*** Data for this exercise ***

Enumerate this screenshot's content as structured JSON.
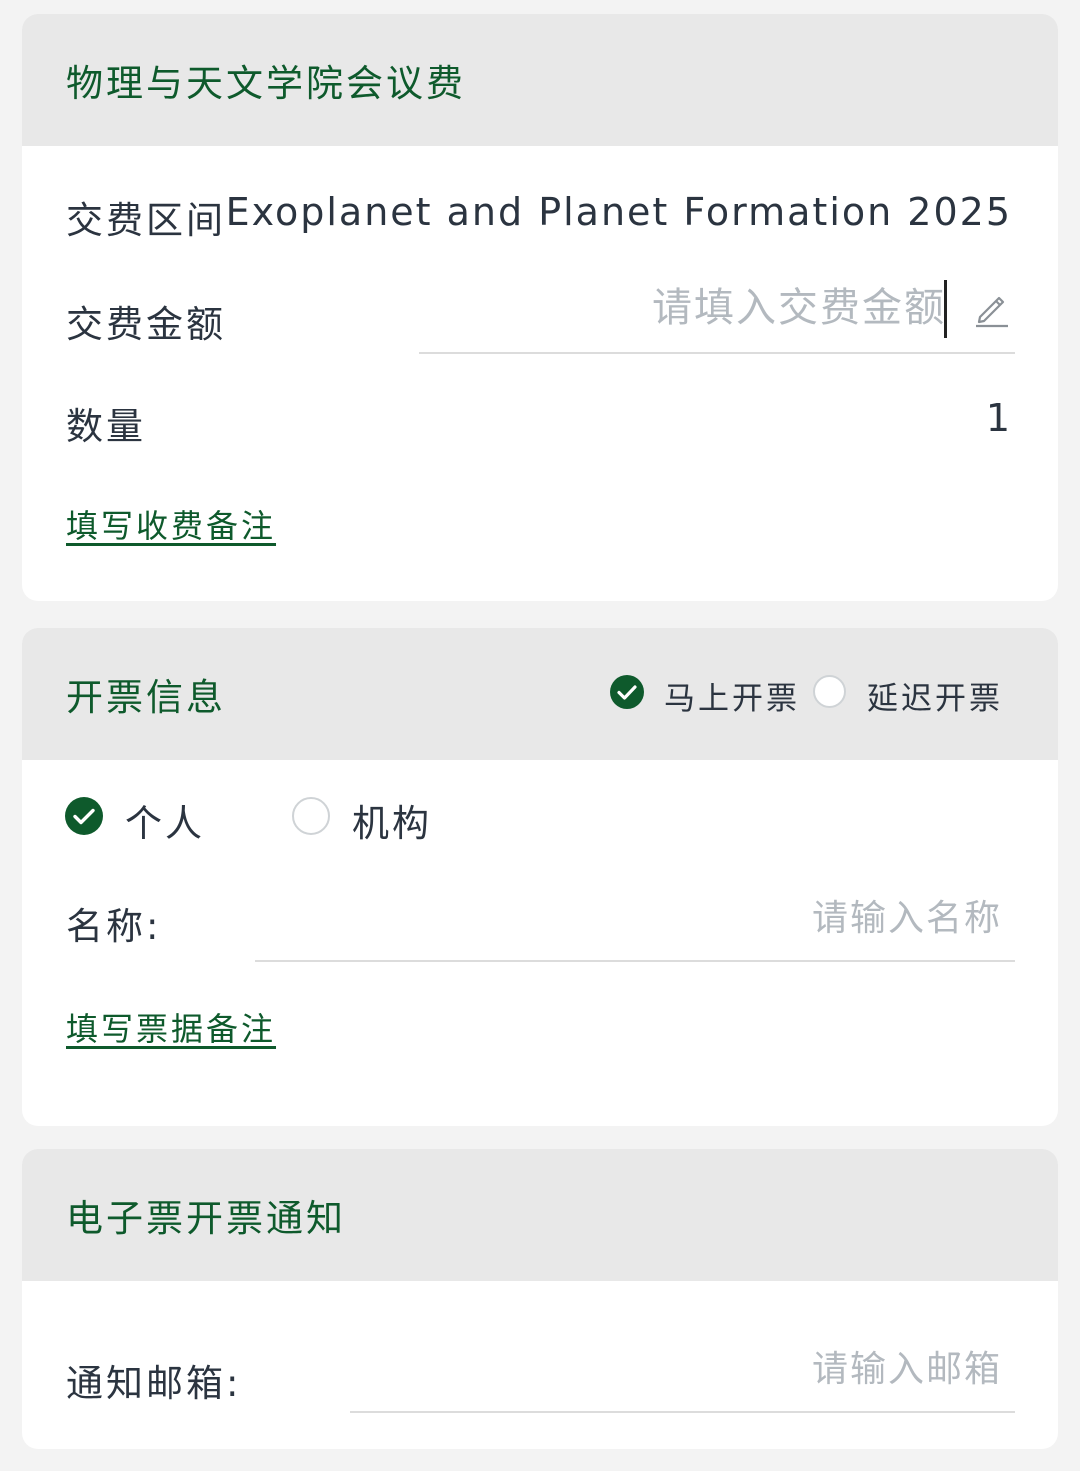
{
  "fee_card": {
    "title": "物理与天文学院会议费",
    "period_label": "交费区间",
    "period_value": "Exoplanet and Planet Formation 2025",
    "amount_label": "交费金额",
    "amount_placeholder": "请填入交费金额",
    "quantity_label": "数量",
    "quantity_value": "1",
    "remark_link": "填写收费备注"
  },
  "invoice_card": {
    "title": "开票信息",
    "timing_options": [
      {
        "label": "马上开票",
        "selected": true
      },
      {
        "label": "延迟开票",
        "selected": false
      }
    ],
    "type_options": [
      {
        "label": "个人",
        "selected": true
      },
      {
        "label": "机构",
        "selected": false
      }
    ],
    "name_label": "名称:",
    "name_placeholder": "请输入名称",
    "remark_link": "填写票据备注"
  },
  "notify_card": {
    "title": "电子票开票通知",
    "email_label": "通知邮箱:",
    "email_placeholder": "请输入邮箱"
  },
  "colors": {
    "accent": "#0e5a2c",
    "header_bg": "#e8e8e8",
    "page_bg": "#f3f3f3",
    "placeholder": "#b3b9bf",
    "text": "#2b3440"
  },
  "icons": {
    "checked": "check-circle-icon",
    "unchecked": "empty-circle-icon",
    "edit": "pencil-icon"
  }
}
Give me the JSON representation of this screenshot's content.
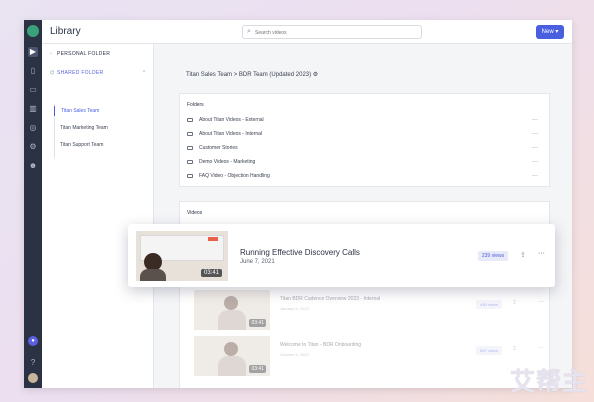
{
  "app": {
    "title": "Library"
  },
  "search": {
    "placeholder": "Search videos"
  },
  "header": {
    "new_label": "New ▾"
  },
  "sidebar": {
    "personal_label": "PERSONAL FOLDER",
    "shared_label": "SHARED FOLDER",
    "items": [
      {
        "label": "Titan Sales Team",
        "selected": true
      },
      {
        "label": "Titan Marketing Team",
        "selected": false
      },
      {
        "label": "Titan Support Team",
        "selected": false
      }
    ]
  },
  "breadcrumb": "Titan Sales Team > BDR Team (Updated 2023) ⚙",
  "folders": {
    "title": "Folders",
    "items": [
      "About Titan Videos - External",
      "About Titan Videos - Internal",
      "Customer Stories",
      "Demo Videos - Marketing",
      "FAQ Video - Objection Handling"
    ]
  },
  "videos": {
    "title": "Videos",
    "highlight": {
      "title": "Running Effective Discovery Calls",
      "date": "June 7, 2021",
      "views": "239 views",
      "duration": "03:41"
    },
    "items": [
      {
        "title": "Titan BDR Cadence Overview 2023 - Internal",
        "date": "January 5, 2023",
        "views": "490 views",
        "duration": "03:41"
      },
      {
        "title": "Welcome to Titan - BDR Onboarding",
        "date": "October 3, 2022",
        "views": "867 views",
        "duration": "03:41"
      }
    ]
  },
  "watermark": "艾帮主",
  "colors": {
    "accent": "#4a5ee0",
    "rail": "#2a3244"
  }
}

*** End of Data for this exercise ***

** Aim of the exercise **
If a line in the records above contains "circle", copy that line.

** Answer to this problem **
    "checked": "check-circle-icon",
    "unchecked": "empty-circle-icon",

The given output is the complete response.